    Estos actúan dentro de un entorno que elogia el ingenio de aquellos capaces de inventar fórmulas y productos sofi sti- cados, que juegan con el espíritu de la ley aunque respetando formalmente la letra. Actuando en el seno de entidades jurídi- cas que no los involucra personalmente, los banqueros pueden tomar práctica- mente cualquier riesgo sin sufrir las con- secuencias si fracasan.

    En ese mundo cerrado, donde las comunidades de trabajo se evalúan y se comparan, los fi nancieros más capaces acumulan admiración de sus colegas y orgullo profesional, lo que se traduce concretamente en interesantes bonifi ca- ciones y grandes promociones. Sin em- bargo, los banqueros parecen no estar dispuestos o incluso no ser capaces de imaginarse el impacto de sus acciones.
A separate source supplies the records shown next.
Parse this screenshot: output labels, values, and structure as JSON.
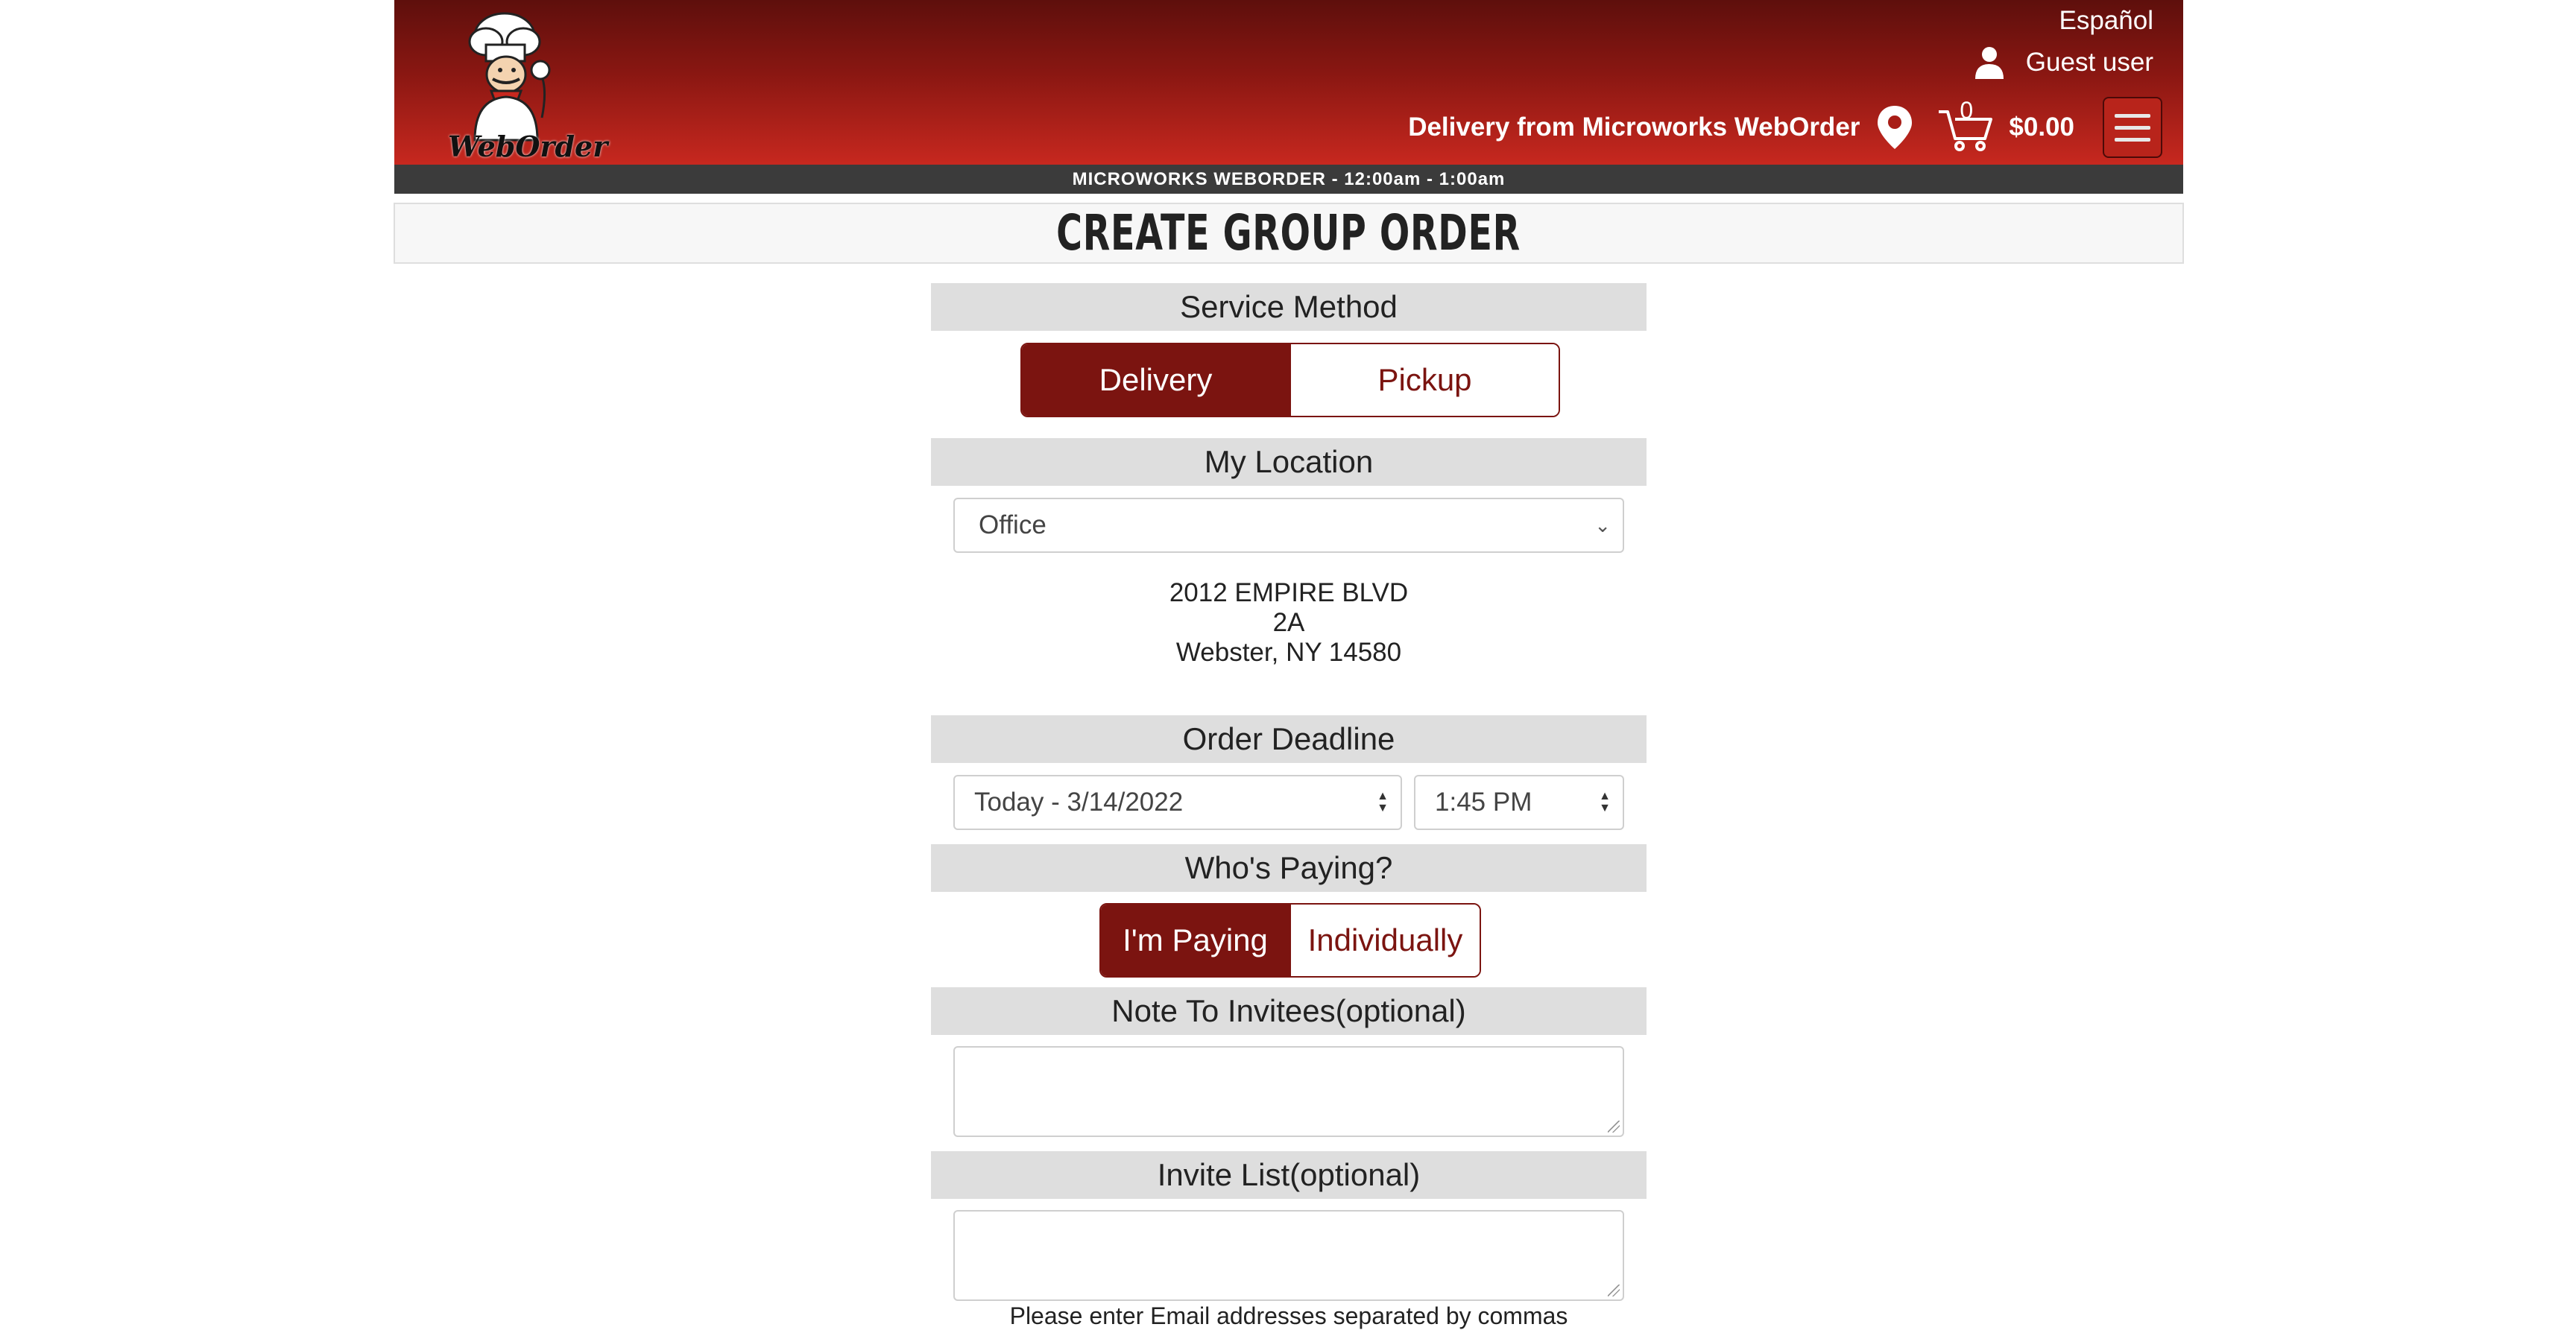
{
  "header": {
    "logo_text": "WebOrder",
    "language_link": "Español",
    "user_label": "Guest user",
    "delivery_text": "Delivery from Microworks WebOrder",
    "cart_count": "0",
    "cart_total": "$0.00",
    "hours_bar": "MICROWORKS WEBORDER - 12:00am - 1:00am"
  },
  "page_title": "Create Group Order",
  "service_method": {
    "heading": "Service Method",
    "options": [
      "Delivery",
      "Pickup"
    ],
    "selected": "Delivery"
  },
  "location": {
    "heading": "My Location",
    "selected": "Office",
    "address_line1": "2012 EMPIRE BLVD",
    "address_line2": "2A",
    "address_line3": "Webster, NY 14580"
  },
  "deadline": {
    "heading": "Order Deadline",
    "date_value": "Today - 3/14/2022",
    "time_value": "1:45 PM"
  },
  "paying": {
    "heading": "Who's Paying?",
    "options": [
      "I'm Paying",
      "Individually"
    ],
    "selected": "I'm Paying"
  },
  "note": {
    "heading": "Note To Invitees(optional)",
    "value": ""
  },
  "invite": {
    "heading": "Invite List(optional)",
    "value": "",
    "hint": "Please enter Email addresses separated by commas"
  },
  "colors": {
    "brand_dark": "#7b1410",
    "header_top": "#5e0f0c",
    "header_bottom": "#c7281f",
    "hours_bar": "#3b3b3b",
    "section_bg": "#dedede"
  }
}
La falta absoluta de empatía cognitiva como emocional (primero por no conocer cuáles son las reacciones de las personas afectadas, y segundo por no importarles o preocuparles) puede ser una razón im- portante de ello.

    Este artículo sugiere al lector em- prender un ejercicio mental: ¿el recurso a la realidad virtual podría ayudar a los banqueros a volverse más conscientes de las consecuencias de sus actos?

  • 134 (2019) 53 RJTUM 131

  • CONFIDENTIAL

    Letterhead of Laissard Pères

    Professor X Law School and Business School Department of Social Neuroscience (courtesy appointment) Springfi eld University

    Dear Professor X:

    We write to you in hopes that you will be willing to assist us with a new initiative.

    As you know, owing to quite a few well-publicized scandals, the banking industry in general,1 and our fi rm in particular, has come under increasing pressure and scrutiny from regulators and the public.2 We have had to pay large amounts in legal fi nes, penalties and settlements, and have signifi cant (and largely unwelcome) regulatory involvement in our busi- ness.3 Moreover, many people, including policymakers and members of the media and the public, seem to believe that our fi rm and indeed, the industry generally, single-mindedly pursues profi ts, taking risks heedless of the consequences to both our customers and to the broader society.4

    1 “The fi nancial services industry has the lowest reputation of any industry” 24/7 Wall St., “Companies with the Best (and Worst) Reputations”, MarketWatch.com (May 12, 2016), online: . “[O]nly 30% of the general public trusts fi nancial services companies”, Reputation Institute, Calculating a Return on Reputation Intelligence, online: .

    2 The framing of the problem, and the proposed solution, builds on Claire A. Hill & Richard W. Painter, Better Bankers, Better Banks: Promoting Good Business through Contractual Commitment (Chicago: The University of Chicago Press, 2015).

    3 On the aggregate amount of fi nes, see Boston Consulting Group, “Digitization Emer- ging as the Key to Survival in Banking”, March 26, 2019, onli